* WORK TASK
In the entries that follow, find the word "screenshot" and report each line it is on.

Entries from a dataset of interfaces
============================================================
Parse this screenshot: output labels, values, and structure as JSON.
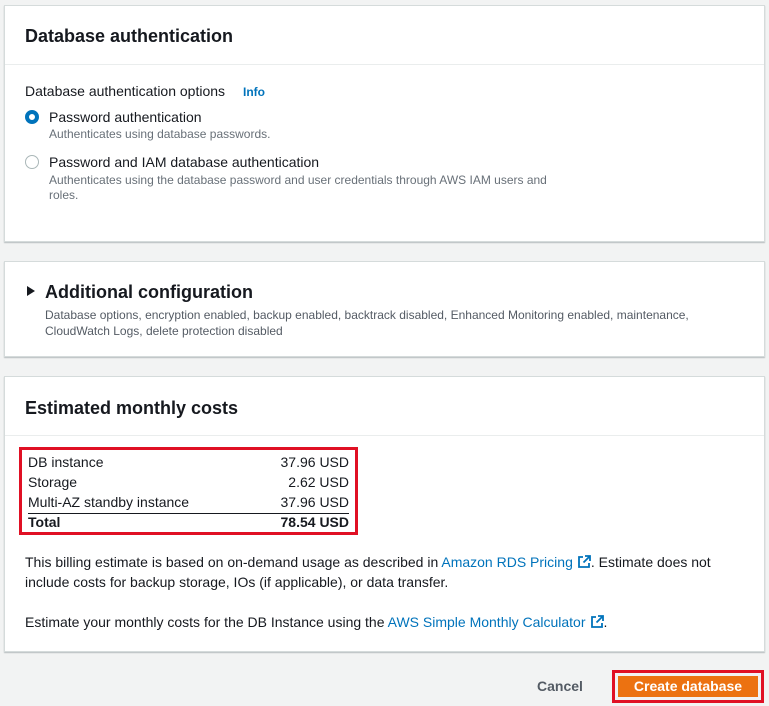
{
  "auth": {
    "title": "Database authentication",
    "options_label": "Database authentication options",
    "info_link": "Info",
    "options": [
      {
        "label": "Password authentication",
        "description": "Authenticates using database passwords.",
        "selected": true
      },
      {
        "label": "Password and IAM database authentication",
        "description": "Authenticates using the database password and user credentials through AWS IAM users and roles.",
        "selected": false
      }
    ]
  },
  "additional": {
    "title": "Additional configuration",
    "description": "Database options, encryption enabled, backup enabled, backtrack disabled, Enhanced Monitoring enabled, maintenance, CloudWatch Logs, delete protection disabled"
  },
  "costs": {
    "title": "Estimated monthly costs",
    "rows": [
      {
        "label": "DB instance",
        "value": "37.96 USD"
      },
      {
        "label": "Storage",
        "value": "2.62 USD"
      },
      {
        "label": "Multi-AZ standby instance",
        "value": "37.96 USD"
      }
    ],
    "total": {
      "label": "Total",
      "value": "78.54 USD"
    },
    "billing_note_before": "This billing estimate is based on on-demand usage as described in ",
    "billing_link": "Amazon RDS Pricing",
    "billing_note_after": ". Estimate does not include costs for backup storage, IOs (if applicable), or data transfer.",
    "calc_note_before": "Estimate your monthly costs for the DB Instance using the ",
    "calc_link": "AWS Simple Monthly Calculator",
    "calc_note_after": "."
  },
  "footer": {
    "cancel_label": "Cancel",
    "create_label": "Create database"
  },
  "colors": {
    "accent": "#0073bb",
    "primary_button": "#ec7211",
    "highlight": "#e01024"
  },
  "icons": {
    "external": "external-link-icon",
    "expand": "caret-right-icon"
  }
}
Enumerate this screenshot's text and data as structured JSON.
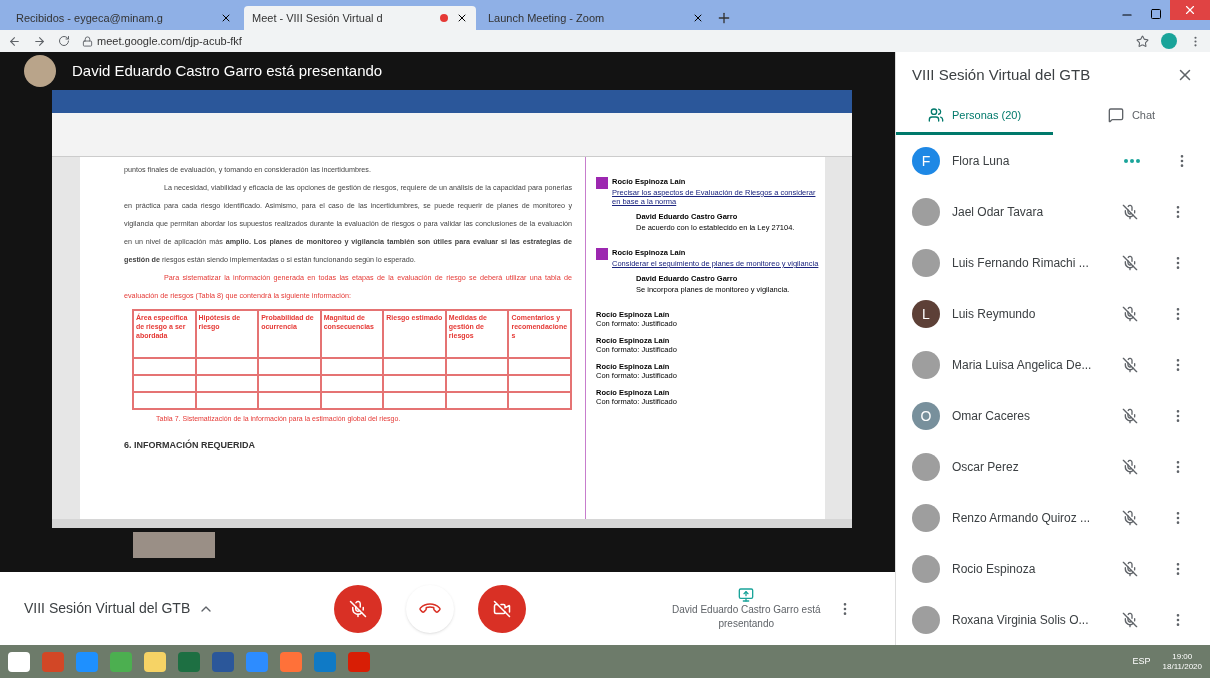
{
  "browser": {
    "tabs": [
      {
        "title": "Recibidos - eygeca@minam.g",
        "selected": false
      },
      {
        "title": "Meet - VIII Sesión Virtual d",
        "selected": true,
        "recording": true
      },
      {
        "title": "Launch Meeting - Zoom",
        "selected": false
      }
    ],
    "url": "meet.google.com/djp-acub-fkf"
  },
  "presenter": {
    "banner": "David Eduardo Castro Garro está presentando"
  },
  "document": {
    "paragraphs": [
      {
        "kind": "plain",
        "text": "puntos finales de evaluación, y tomando en consideración las incertidumbres."
      },
      {
        "kind": "body",
        "text": "La necesidad, viabilidad y eficacia de las opciones de gestión de riesgos, requiere de un análisis de la capacidad para ponerlas en práctica para cada riesgo identificado. Asimismo, para el caso de las incertidumbres, se puede requerir de planes de monitoreo y vigilancia que permitan abordar los supuestos realizados durante la evaluación de riesgos o para validar las conclusiones de la evaluación en un nivel de aplicación más **amplio. Los planes de monitoreo y vigilancia también son útiles para evaluar si las estrategias de gestión de** riesgos están siendo implementadas o si están funcionando según lo esperado."
      },
      {
        "kind": "red",
        "text": "Para sistematizar la información generada en todas las etapas de la evaluación de riesgo se deberá utilizar una tabla de evaluación de riesgos (Tabla 8) que contendrá la siguiente información:"
      }
    ],
    "table": {
      "columns": [
        "Área específica de riesgo a ser abordada",
        "Hipótesis de riesgo",
        "Probabilidad de ocurrencia",
        "Magnitud de consecuencias",
        "Riesgo estimado",
        "Medidas de gestión de riesgos",
        "Comentarios y recomendaciones"
      ]
    },
    "caption": "Tabla 7. Sistematización de la información para la estimación global del riesgo.",
    "heading": "6. INFORMACIÓN REQUERIDA",
    "comments": [
      {
        "kind": "comment",
        "author": "Rocío Espinoza Laín",
        "text": "Precisar los aspectos de Evaluación de Riesgos a considerar en base a la norma",
        "reply_author": "David Eduardo Castro Garro",
        "reply": "De acuerdo con lo establecido en la Ley 27104."
      },
      {
        "kind": "comment",
        "author": "Rocío Espinoza Laín",
        "text": "Considerar el seguimiento de planes de monitoreo y vigilancia",
        "reply_author": "David Eduardo Castro Garro",
        "reply": "Se incorpora planes de monitoreo y vigilancia."
      },
      {
        "kind": "format",
        "author": "Rocío Espinoza Laín",
        "text": "Con formato: Justificado"
      },
      {
        "kind": "format",
        "author": "Rocío Espinoza Laín",
        "text": "Con formato: Justificado"
      },
      {
        "kind": "format",
        "author": "Rocío Espinoza Laín",
        "text": "Con formato: Justificado"
      },
      {
        "kind": "format",
        "author": "Rocío Espinoza Laín",
        "text": "Con formato: Justificado"
      }
    ]
  },
  "meeting": {
    "title": "VIII Sesión Virtual del GTB",
    "mic_on": false,
    "camera_on": false,
    "presenting_label": "David Eduardo Castro Garro está presentando"
  },
  "panel": {
    "title": "VIII Sesión Virtual del GTB",
    "tabs": [
      {
        "label": "Personas (20)",
        "selected": true
      },
      {
        "label": "Chat",
        "selected": false
      }
    ],
    "people": [
      {
        "name": "Flora Luna",
        "kind": "letter",
        "letter": "F",
        "color": "#1e88e5",
        "speaking": true
      },
      {
        "name": "Jael Odar Tavara",
        "kind": "photo",
        "speaking": false
      },
      {
        "name": "Luis Fernando Rimachi ...",
        "kind": "photo",
        "speaking": false
      },
      {
        "name": "Luis Reymundo",
        "kind": "letter",
        "letter": "L",
        "color": "#5d4037",
        "speaking": false
      },
      {
        "name": "Maria Luisa Angelica De...",
        "kind": "photo",
        "speaking": false
      },
      {
        "name": "Omar Caceres",
        "kind": "letter",
        "letter": "O",
        "color": "#78909c",
        "speaking": false
      },
      {
        "name": "Oscar Perez",
        "kind": "photo",
        "speaking": false
      },
      {
        "name": "Renzo Armando Quiroz ...",
        "kind": "photo",
        "speaking": false
      },
      {
        "name": "Rocio Espinoza",
        "kind": "photo",
        "speaking": false
      },
      {
        "name": "Roxana Virginia Solis O...",
        "kind": "photo",
        "speaking": false
      }
    ]
  },
  "taskbar": {
    "apps": [
      {
        "kind": "windows"
      },
      {
        "kind": "powerpoint"
      },
      {
        "kind": "ie"
      },
      {
        "kind": "chrome"
      },
      {
        "kind": "files"
      },
      {
        "kind": "excel"
      },
      {
        "kind": "word"
      },
      {
        "kind": "zoom"
      },
      {
        "kind": "firefox"
      },
      {
        "kind": "edge"
      },
      {
        "kind": "acrobat"
      }
    ],
    "lang": "ESP",
    "time": "19:00",
    "date": "18/11/2020"
  }
}
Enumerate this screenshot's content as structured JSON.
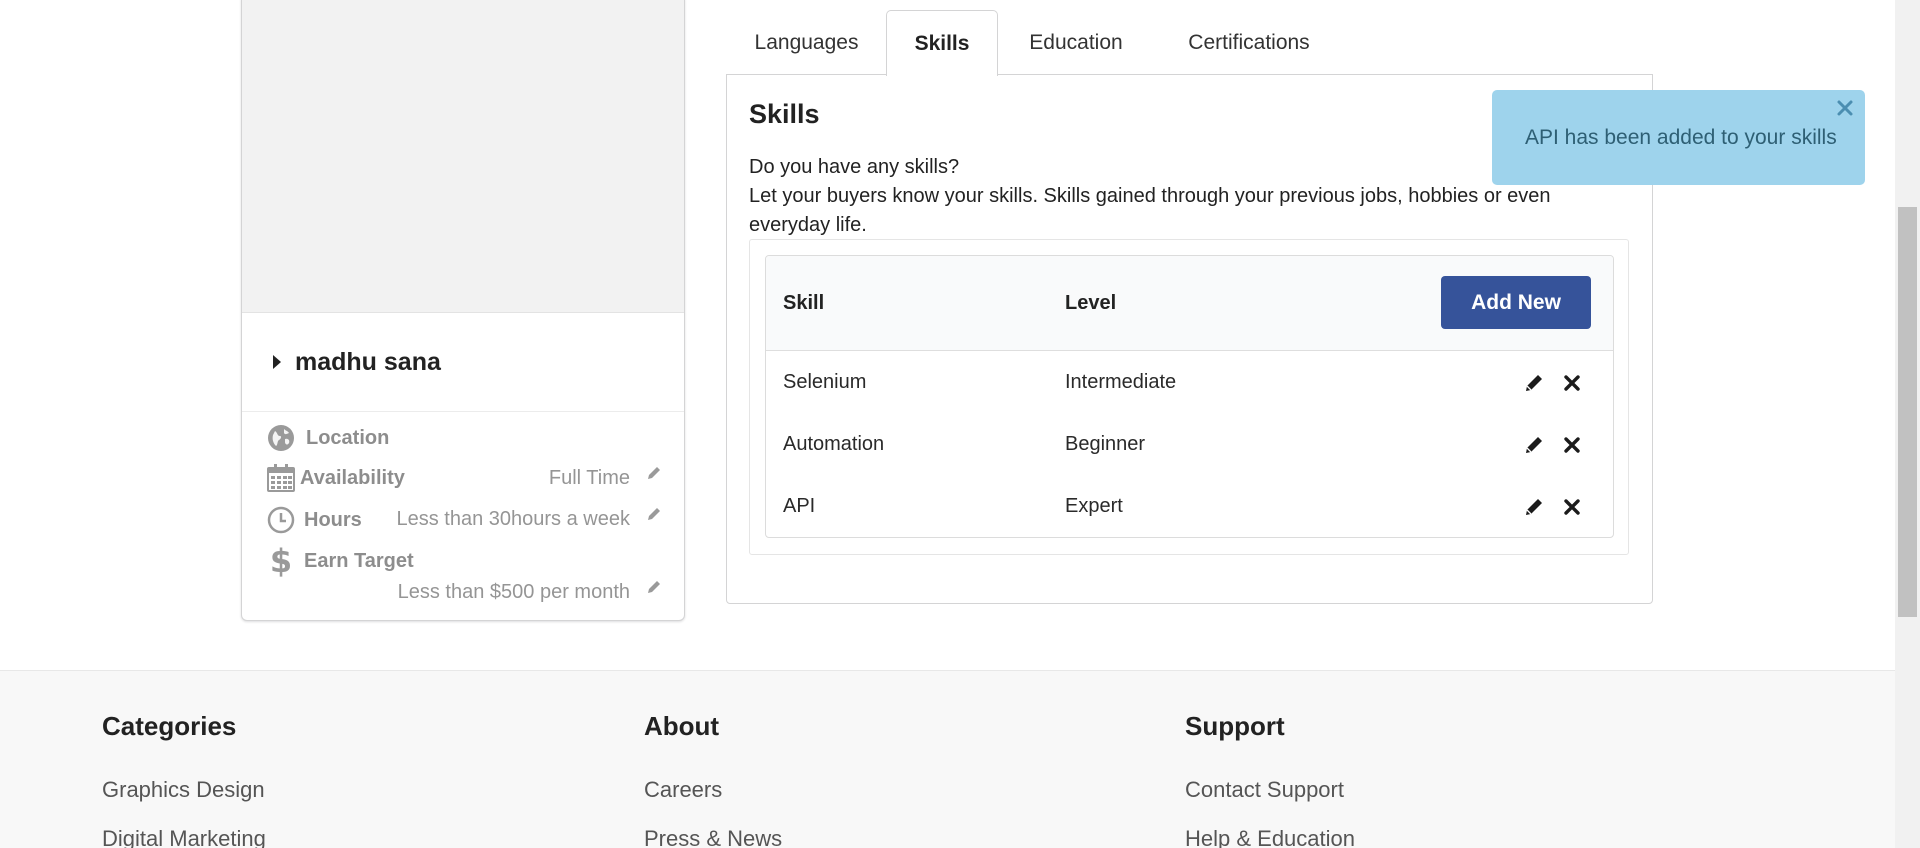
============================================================
* ANSWER FOR THE TASK
Parse this screenshot: output labels, values, and structure as JSON.
Enumerate this screenshot's text and data as structured JSON.
Enumerate this screenshot's content as structured JSON.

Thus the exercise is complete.